Go through the entries below and copy each line containing the word "text".

(Raw data begins)

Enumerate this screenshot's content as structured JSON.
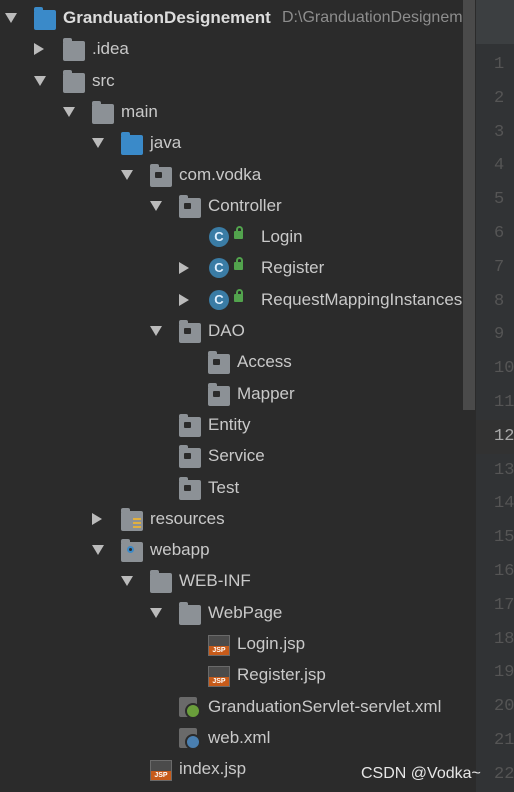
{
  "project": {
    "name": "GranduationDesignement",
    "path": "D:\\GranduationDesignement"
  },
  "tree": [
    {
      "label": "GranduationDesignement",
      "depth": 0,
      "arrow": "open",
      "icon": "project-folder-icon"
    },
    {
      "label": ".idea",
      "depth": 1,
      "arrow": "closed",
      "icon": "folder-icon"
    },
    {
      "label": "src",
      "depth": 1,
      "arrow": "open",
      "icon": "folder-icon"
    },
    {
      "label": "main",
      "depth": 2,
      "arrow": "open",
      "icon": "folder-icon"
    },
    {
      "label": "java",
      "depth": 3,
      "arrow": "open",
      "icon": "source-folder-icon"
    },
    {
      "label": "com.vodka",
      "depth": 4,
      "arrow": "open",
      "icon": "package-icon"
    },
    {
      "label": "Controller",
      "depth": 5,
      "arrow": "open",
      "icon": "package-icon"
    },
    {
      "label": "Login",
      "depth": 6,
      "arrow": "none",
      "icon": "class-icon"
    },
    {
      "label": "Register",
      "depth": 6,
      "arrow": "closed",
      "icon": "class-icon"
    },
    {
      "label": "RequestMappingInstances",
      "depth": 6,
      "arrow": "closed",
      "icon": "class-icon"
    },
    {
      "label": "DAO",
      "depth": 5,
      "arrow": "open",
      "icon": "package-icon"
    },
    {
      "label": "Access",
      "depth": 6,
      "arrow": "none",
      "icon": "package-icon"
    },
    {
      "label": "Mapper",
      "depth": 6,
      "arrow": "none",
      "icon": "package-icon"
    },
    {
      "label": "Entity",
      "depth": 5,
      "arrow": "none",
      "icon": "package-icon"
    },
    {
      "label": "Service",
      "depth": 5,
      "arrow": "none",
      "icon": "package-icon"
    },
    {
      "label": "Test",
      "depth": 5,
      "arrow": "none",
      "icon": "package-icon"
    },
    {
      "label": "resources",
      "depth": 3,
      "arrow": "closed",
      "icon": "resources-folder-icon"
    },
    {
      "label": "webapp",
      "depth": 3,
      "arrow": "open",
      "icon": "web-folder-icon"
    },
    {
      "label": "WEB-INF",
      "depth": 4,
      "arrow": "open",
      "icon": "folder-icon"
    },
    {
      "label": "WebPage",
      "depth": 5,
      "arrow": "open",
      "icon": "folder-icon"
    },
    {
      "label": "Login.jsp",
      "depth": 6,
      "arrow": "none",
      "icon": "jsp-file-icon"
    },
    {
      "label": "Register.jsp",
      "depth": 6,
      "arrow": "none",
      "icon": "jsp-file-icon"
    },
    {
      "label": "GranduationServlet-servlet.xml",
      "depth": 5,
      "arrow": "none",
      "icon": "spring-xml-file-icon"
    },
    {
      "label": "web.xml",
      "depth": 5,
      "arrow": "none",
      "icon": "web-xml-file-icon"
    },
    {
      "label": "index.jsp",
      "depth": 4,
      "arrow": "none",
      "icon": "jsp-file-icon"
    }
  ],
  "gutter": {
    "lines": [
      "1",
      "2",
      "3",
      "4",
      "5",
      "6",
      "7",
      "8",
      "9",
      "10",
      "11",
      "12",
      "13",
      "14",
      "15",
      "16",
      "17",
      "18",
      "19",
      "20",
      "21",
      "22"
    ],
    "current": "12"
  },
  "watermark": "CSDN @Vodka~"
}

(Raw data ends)
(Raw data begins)

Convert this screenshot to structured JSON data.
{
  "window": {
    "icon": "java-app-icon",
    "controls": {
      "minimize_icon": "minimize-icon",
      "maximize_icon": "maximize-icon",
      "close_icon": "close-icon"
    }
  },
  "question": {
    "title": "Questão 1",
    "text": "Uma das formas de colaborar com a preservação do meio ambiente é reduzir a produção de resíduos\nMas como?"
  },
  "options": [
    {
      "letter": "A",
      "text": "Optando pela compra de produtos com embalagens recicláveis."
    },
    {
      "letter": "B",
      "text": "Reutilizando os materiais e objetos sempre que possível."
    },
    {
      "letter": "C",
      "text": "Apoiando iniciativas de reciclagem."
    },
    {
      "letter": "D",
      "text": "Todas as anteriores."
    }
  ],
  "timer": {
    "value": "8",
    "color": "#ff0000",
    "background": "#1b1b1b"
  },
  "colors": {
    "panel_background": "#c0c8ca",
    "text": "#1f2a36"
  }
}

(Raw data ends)

■ **Answer section**:
    "text": "Uma das formas de colaborar com a preservação do meio ambiente é reduzir a produção de resíduos\nMas como?"
      "text": "Optando pela compra de produtos com embalagens recicláveis."
      "text": "Reutilizando os materiais e objetos sempre que possível."
      "text": "Apoiando iniciativas de reciclagem."
      "text": "Todas as anteriores."
    "text": "#1f2a36"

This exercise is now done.